The distribution of a surname can tell you a lot about its origins. The Guild of One-Name Studies has a project to analyse the distribution and frequency of surnames registered with the Guild using the figures from in the 1881 census index. A total count of all variants of the name ROWBERRY (plus the anomalies already discovered) gives a figure of 889. There are a few families which I have yet to discover, and some which have been removed as not being incidences of the name, so the final total could be slightly different. However the figures that I have are reasonably accurate.

These show clearly that the highest concentration of the name occurs in Herefordshire, where the frequency is 0.11%, that is eleven people in every ten thousand recorded in the 1881 census index for the county of Herefordshire are called ROWBERRY (or a variant). The next highest concentration occurs in Worcestershire, where 4.4 persons out of ten thousand carry the name, followed by Staffordshire (1.5 persons per 10,000), Cornwall (1.1 persons) and Warwickshire (1 person). The distribution map was prepared by Geoff Riggs who has spent a great deal of time setting up this project and analysing the figures sent to him by members of the Guild. It is reproduced here with the kind permission of both Geoff and the Guild. Eventually I hope to use the same program to produce distribution maps for the individual variants, and for other types of documents (eg phone directories).

The highest absolute numbers do not actually occur in Herefordshire, but in Worcestershire and Staffordshire. However there are much larger total populations in these two counties, so reducing the actual concentration of the name there. This is strikingly illustrated by the fact that Herefordshire has a comparative density value of 35.8. This means that there were almost 36 times as many people living there named ROWBERRY (or a variant) than there would have been if the surname had been evenly distributed throughout the total population of Great Britain. A comparative density of less than 1.0 means there are less occurances of the name than would be expected given an even distribution.

Together the figures and map illustrate how the name originated in the Herefordshire and Worcestershire area and had spread out into the surrounding counties, and by the time of the 1881 census was beginning to spread further afield. Most of the counties with density values on this map of less than one contain only recent emigrants, that is the heads of household were not born in those counties. Most of them were born in Herefordshire, Worcestershire or Staffordshire and had moved in search of work. Some went to the newly opened-up coalfields of Yorkshire and South Wales, others to the Steel works of Cumberland. In some cases they may even have been mis-transcribed and not be ROWBERRYs at all.

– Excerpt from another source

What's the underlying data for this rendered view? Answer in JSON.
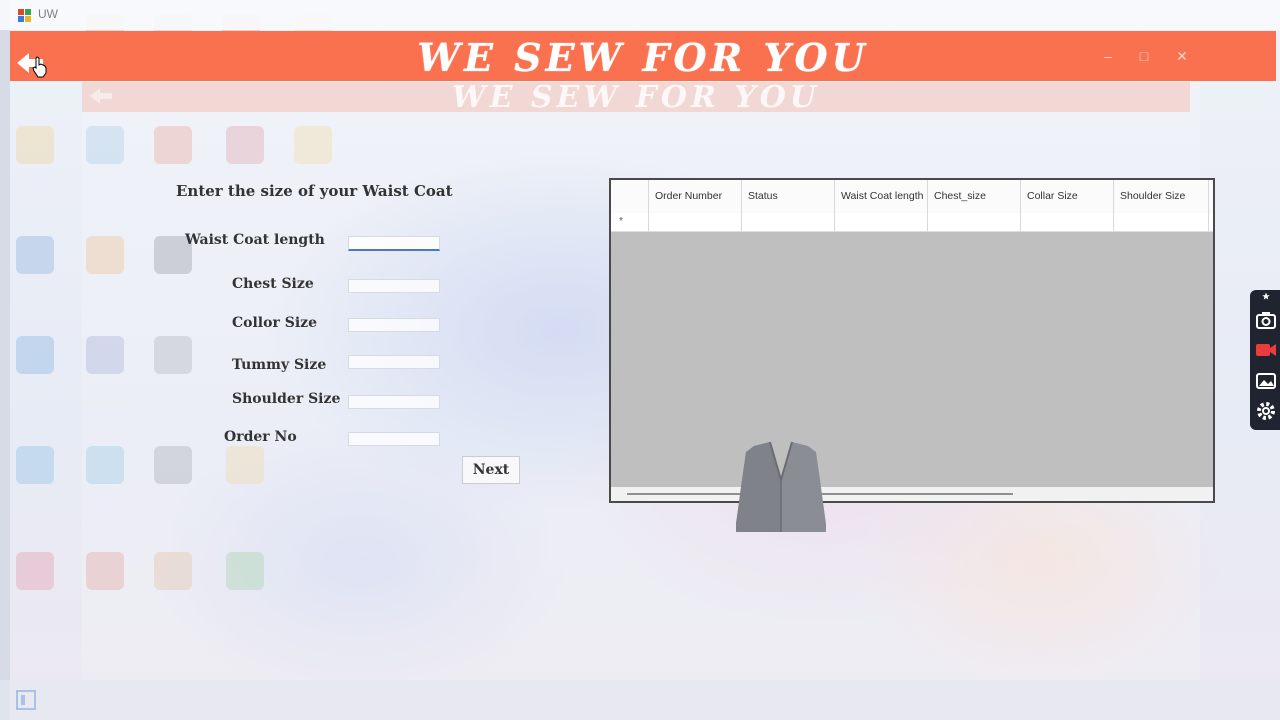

For those of you interested in the figures and calculations they will be found on the following page:

URL= http://www.rowberry.org/distribn.html
Last revised: 9th November 2000
© Polly Rubery 1999-2000